She said: "His girlfriend started to shout out of the car window at us as we were speaking. She shouted 'Martin don't f****** speak to her'. I suggested we speak around the side of the house.

"But then I saw the car was loaded up with stuff and I asked what all of it was doing in there.

"At that point my nephew said 'you have taken my brand new dog bed I bought yesterday and a bottle of vodka'. Martin went to the car which Stephanie had moved down the road and he returned shortly afterwards - bringing them with him."

Dawn Bodimeade was then said to have arrived on the street and approached the Range Rover, by which time Mr Bodimeade had returned to the passenger seat.

Miss Mildenstein told the court her partner was “dragged out of the car” by his “screaming and shouting” estranged wife.

She then sped off down the road leaving him behind, the court heard, because she was afraid Mrs Godfrey and her stepson would also drag her out of the car as they ran towards them.

Miss Mildenstein said: "I was thinking, 'oh my god they are going to drag me out of the car' so I just drove off up the road.

"Lisa Godfrey is then coming towards me, shaking her head looking really menacing.

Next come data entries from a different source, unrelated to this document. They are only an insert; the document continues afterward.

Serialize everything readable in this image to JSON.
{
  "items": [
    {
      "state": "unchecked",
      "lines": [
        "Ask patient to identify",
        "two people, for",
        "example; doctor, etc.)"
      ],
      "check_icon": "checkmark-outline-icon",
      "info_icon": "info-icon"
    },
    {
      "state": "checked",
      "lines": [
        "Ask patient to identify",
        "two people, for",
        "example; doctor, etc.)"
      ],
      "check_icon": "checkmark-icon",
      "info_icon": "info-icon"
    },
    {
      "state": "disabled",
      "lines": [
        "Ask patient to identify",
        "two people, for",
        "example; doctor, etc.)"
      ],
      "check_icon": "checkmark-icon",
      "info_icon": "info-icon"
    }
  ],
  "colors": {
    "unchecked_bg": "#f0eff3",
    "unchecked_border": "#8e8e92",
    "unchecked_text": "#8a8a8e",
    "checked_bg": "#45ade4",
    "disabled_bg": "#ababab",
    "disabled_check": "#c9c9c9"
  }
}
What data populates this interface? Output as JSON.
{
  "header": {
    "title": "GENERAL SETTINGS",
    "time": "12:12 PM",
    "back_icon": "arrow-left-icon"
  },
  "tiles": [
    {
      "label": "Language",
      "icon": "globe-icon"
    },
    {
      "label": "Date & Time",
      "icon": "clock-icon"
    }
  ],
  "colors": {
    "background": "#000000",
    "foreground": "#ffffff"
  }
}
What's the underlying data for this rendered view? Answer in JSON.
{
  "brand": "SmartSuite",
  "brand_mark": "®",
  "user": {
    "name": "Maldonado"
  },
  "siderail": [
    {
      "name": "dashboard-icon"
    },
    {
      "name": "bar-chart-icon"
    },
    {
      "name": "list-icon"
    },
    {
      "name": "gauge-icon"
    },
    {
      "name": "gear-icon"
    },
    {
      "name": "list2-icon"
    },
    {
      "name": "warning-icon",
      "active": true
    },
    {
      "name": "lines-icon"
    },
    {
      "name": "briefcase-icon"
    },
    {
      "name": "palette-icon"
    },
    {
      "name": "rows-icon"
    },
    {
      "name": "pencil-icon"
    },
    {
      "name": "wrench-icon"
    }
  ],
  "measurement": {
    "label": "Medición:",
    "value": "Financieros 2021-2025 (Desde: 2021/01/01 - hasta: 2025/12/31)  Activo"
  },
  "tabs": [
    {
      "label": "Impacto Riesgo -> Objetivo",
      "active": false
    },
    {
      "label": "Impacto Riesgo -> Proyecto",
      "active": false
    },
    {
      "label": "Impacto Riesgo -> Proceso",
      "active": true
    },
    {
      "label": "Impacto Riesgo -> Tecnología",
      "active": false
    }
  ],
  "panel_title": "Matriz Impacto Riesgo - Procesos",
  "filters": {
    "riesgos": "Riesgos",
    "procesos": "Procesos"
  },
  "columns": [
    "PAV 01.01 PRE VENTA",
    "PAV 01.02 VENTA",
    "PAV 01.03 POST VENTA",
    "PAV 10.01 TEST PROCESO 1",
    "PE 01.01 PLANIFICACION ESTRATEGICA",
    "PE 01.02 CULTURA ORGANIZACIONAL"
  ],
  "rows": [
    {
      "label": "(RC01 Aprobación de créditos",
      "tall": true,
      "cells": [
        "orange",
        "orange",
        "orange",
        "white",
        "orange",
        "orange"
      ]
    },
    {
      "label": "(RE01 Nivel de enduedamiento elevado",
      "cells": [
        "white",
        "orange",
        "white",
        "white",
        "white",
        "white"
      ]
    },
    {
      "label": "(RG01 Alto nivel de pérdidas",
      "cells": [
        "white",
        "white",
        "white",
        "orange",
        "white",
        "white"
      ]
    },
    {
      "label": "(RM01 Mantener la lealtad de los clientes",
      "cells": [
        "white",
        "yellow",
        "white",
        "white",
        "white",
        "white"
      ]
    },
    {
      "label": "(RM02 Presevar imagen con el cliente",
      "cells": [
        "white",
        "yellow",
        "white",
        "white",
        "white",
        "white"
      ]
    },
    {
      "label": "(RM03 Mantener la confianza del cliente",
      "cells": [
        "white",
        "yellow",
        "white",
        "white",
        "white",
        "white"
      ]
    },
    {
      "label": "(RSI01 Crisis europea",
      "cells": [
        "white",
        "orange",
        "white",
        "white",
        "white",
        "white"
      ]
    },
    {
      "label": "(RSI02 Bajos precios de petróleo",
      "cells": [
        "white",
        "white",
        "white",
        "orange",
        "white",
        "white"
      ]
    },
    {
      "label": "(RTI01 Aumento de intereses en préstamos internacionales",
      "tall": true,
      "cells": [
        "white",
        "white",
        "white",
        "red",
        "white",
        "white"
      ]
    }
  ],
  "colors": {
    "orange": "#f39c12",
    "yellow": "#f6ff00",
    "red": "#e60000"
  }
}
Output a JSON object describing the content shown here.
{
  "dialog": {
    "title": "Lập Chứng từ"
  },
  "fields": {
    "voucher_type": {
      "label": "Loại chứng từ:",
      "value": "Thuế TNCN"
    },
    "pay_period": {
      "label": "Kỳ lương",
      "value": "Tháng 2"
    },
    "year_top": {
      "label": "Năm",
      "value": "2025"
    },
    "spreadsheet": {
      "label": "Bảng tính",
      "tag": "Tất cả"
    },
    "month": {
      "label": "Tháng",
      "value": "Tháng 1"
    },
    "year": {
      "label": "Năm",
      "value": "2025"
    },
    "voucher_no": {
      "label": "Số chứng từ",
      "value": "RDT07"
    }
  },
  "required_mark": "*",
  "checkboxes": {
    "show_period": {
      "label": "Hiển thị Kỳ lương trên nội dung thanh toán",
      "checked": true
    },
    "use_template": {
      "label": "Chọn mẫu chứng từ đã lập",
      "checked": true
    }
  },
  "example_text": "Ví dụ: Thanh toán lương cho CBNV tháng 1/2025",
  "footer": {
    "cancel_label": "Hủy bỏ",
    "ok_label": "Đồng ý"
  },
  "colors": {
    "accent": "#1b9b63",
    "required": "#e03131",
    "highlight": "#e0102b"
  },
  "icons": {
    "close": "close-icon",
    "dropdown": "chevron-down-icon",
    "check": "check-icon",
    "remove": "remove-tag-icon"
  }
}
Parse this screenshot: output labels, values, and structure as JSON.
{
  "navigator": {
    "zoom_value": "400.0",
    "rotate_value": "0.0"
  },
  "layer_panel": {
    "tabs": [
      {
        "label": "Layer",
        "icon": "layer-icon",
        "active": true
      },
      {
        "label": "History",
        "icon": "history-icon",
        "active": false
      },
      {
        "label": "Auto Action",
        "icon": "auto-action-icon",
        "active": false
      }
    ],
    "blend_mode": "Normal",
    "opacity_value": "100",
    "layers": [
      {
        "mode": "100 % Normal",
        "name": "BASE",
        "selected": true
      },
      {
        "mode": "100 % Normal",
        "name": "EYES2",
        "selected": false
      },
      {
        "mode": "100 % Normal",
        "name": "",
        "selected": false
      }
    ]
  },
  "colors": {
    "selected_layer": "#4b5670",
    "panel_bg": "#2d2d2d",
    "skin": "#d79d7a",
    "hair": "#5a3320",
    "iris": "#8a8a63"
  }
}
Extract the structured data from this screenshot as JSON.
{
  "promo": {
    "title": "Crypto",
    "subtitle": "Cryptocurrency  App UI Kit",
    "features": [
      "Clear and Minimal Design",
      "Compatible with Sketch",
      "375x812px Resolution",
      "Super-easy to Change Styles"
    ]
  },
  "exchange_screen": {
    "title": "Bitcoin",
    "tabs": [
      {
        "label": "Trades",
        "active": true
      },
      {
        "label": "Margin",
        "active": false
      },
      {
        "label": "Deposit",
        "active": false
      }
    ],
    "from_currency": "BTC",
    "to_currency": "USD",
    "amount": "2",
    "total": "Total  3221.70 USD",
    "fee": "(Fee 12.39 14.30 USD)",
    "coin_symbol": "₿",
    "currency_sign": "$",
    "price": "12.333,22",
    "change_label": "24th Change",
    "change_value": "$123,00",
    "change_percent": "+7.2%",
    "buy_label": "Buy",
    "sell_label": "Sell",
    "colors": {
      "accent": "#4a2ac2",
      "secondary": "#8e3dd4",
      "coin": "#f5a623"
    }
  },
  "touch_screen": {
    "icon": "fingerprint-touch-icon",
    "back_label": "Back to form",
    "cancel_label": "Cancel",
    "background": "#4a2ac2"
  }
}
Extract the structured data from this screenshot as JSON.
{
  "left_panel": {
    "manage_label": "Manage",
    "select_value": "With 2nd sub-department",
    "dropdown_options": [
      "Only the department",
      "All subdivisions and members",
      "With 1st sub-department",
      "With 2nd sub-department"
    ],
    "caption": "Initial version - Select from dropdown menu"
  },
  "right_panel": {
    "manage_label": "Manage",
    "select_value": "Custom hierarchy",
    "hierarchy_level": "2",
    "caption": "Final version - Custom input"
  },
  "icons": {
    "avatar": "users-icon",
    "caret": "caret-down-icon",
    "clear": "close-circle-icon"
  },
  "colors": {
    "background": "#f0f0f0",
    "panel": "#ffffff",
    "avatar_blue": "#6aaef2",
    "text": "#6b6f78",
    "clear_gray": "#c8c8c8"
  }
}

She has come up to the car shouting. So I call the police.

"She's climbed up the car, bashing the car with her fists on the bonnet. At that point she came up to the grille.

"She's just shouting obscenities. I have never seen anything like it. All I can think is 'Christ, they are going to rip me out next'. She was looking at me through the window and she looked mental to be honest.

"She came up off the bonnet and she was leaning against it as if to say 'I'm not moving.' At this point Dawn Bodimeade is coming down the road.

"I took my foot off the brake really slowly and it nudges her. Just to say 'back off', then she has moved."

But Mrs Godfrey told the court she had approached the car because she believed her former brother-in-law had gotten out of the car and pushed Ms Bodimeade to the floor.

After driving back up the road and turning because of a dead end, Miss Mildenstein again saw the two sisters standing on the corner of a pavement with their back to some gas roadworks.

Miss Mildenstein said: "As I go back up the road I see Lisa coming toward me with a great big plastic sign. It was like a big flat plastic heavy sign.

"She was holding it and going 'yeah, yeah' and shaking her head. She looked mental. I tried to reverse but there's now three cars behind me because everyone's coming home from work.

"So I can't go back. I managed to go around her. She's carrying the sign and as I have got up level to go around she has just thrown it and it has hit the passenger side, the left side lower corner of the windscreen. I was in shock actually.

"I couldn't believe it was happening and in broad daylight as well as in a residential street.”

In her defence Godfrey said: "We were standing on the opposite side of the road, we thought we were safe there. Then we heard the car coming and it was coming faster, doing zig-zags.

"She used someone's dropped curb to go up the pavement so she had two wheels on the pavement and two on the road.

"When it got really close to me there was a sign to show pedestrians the path was closed.

"I picked the sign up, thinking if she sees me pick it up she will stop. I actually thought she was going to kill me.

"I did throw it at the car to stop her. As it impacted the car, it hit the bottom left hand passenger side of the windscreen, then it fell on the side of the windscreen then it fell on the floor and she stopped.

"I had nowhere to run to because of the road works and when she was a short distance from us. As far as I'm concerned that car was no different from her coming at me with a gun."

Asked if she told an emergency call handler that she was going to 'run those c**** over', Miss Mildenstein said "I probably did say that. I was really angry."

District Judge Kwame Inyundo said: "My decision is that this unhappy situation has arisen out of an unhappy family break up. In those circumstances emotions are heightened, feelings are amplified. People behave in ways people would not ordinarily.”

Godfrey was acquitted of one count of criminal damage.